Theatre and Humanism in a World of Violence is the first attempt in a book-length form to answer such hot-button questions as: "What makes violence onstage today so sexy? Until recently, violence for its own sake was the prerogative of B-movies and junk mystery novels. What made theatre follow suit? What is the impact of the theatre of violence on the audience? Doesn't it actually make us conformists? Is there still a place for humanism among all the post-modern "isms," including post-human or meta-human theatre? What is the relationship between vilolence and the aesthetics of ugliness?"

Ranging from meditative essays and voices reflecting deliberately provocative and politically incorrect stances, Theatre and Humanism in a World of Violence contains challenging critical views from India to Argentina, South Africa to Finland, U.S.A. to Korea, as well as by respected theatremakers such as the Latvian director Alvis Hermanis and the British playwright David Edgar.
One ATCA members is represented in the new volume: Randy Gener's Nathan Award-winning essay "See Under: HOMELAND," a scholarly response on how Israeli and American theatre artists espouse humanism in a world of violence on U.S. stages.
As a bonus, the volume contains the acceptance speech of the second winner of the IATC Thalia Prize, the French critic, director and playwright Jean-Pierre Sarrazac, who can be said to have first identified the notion of a post-dramatic theatre. There is also a post-script: a text delivered to IATC immediately before its Congress by Richard Schechner, the distinguished American director and theatre scholar, on the notion of the five avant-gardes.
Copes were distributed at the Europe Theatre Prize in Wroclaw, Poland, exactly a year after the events it records. If you do not have a copy and wish to use it for teaching, please contact Kalina Stefanova (kalina@eurointegra.com) who may be able to arrange for her Ministry of Culture to send you an author's copy. Anyone else who would like to purchase a copy at the published price of 60 euros, the person to contact is Ian Herbert (ian@herbertknott.com), and he will try to arrange shipment. [Gener]

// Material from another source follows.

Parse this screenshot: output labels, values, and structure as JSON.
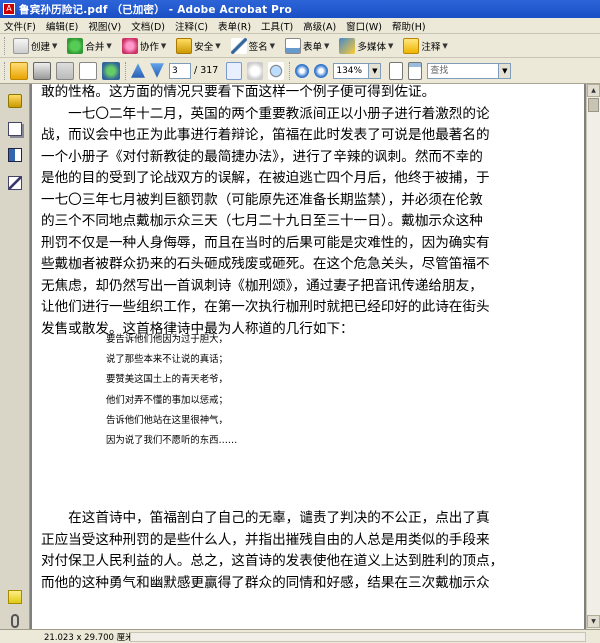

Notice of a Future IATC Symposium in Tokyo

The Japanese national section of the International Theatre Critics Association has proposed that it would like to host a symposium on Asian theatre and criticism: five nights and six days in Tokyo on November 2010. More details to come. [Gener]

IATC Symposium in Pilsen in the Czech Republic

The International Theatre Critics Association is holding a symposium in the city of Pilsen in the Czech Republic in September fromn September 9 to 14. Titled "20 Years LAter or Metamorphosis of Theatre and its Reflection since 1989," the symposium commemorates the forthcoming anniversary of the fall of the Berlin Wall and the rise of the Iron Curtain.

The description reads: "The face of the world has been dramatically changing ever since, and so have its stages on either side of the former 'curtain.' Or have they? What have been the most conspicuous gains and losses? Is there still a distinct Eastern/Central European theatre style, and if so what is it and why? Has it influenced Western stages? Or has the process been only one-way: i.e., West-East and only on a management and structural level at that? How has the nature of the theatre-audience relationship changed in Eastern Europe? Have there been special developments in that respect in the rest of the world? What about the plight of the written drama in Eastern/Central Europe: Has there been a give-and-take on par with the West? Or are the bulk of Eastern/Central European playwrights still behind a curtain and, if so, why? Has there been any substantial change in our reflection on theatre? Has education in theatre criticism, a unique trademark of the region's theatre landscape, turned out to be a mission impossible or, on the contrary, is it about to become a possible export?"

Larry Devine of ATCA's international committee will be the U.S. delegate in attendance at the Executive Committee meeting of the International Theatre Critics Association. [Gener]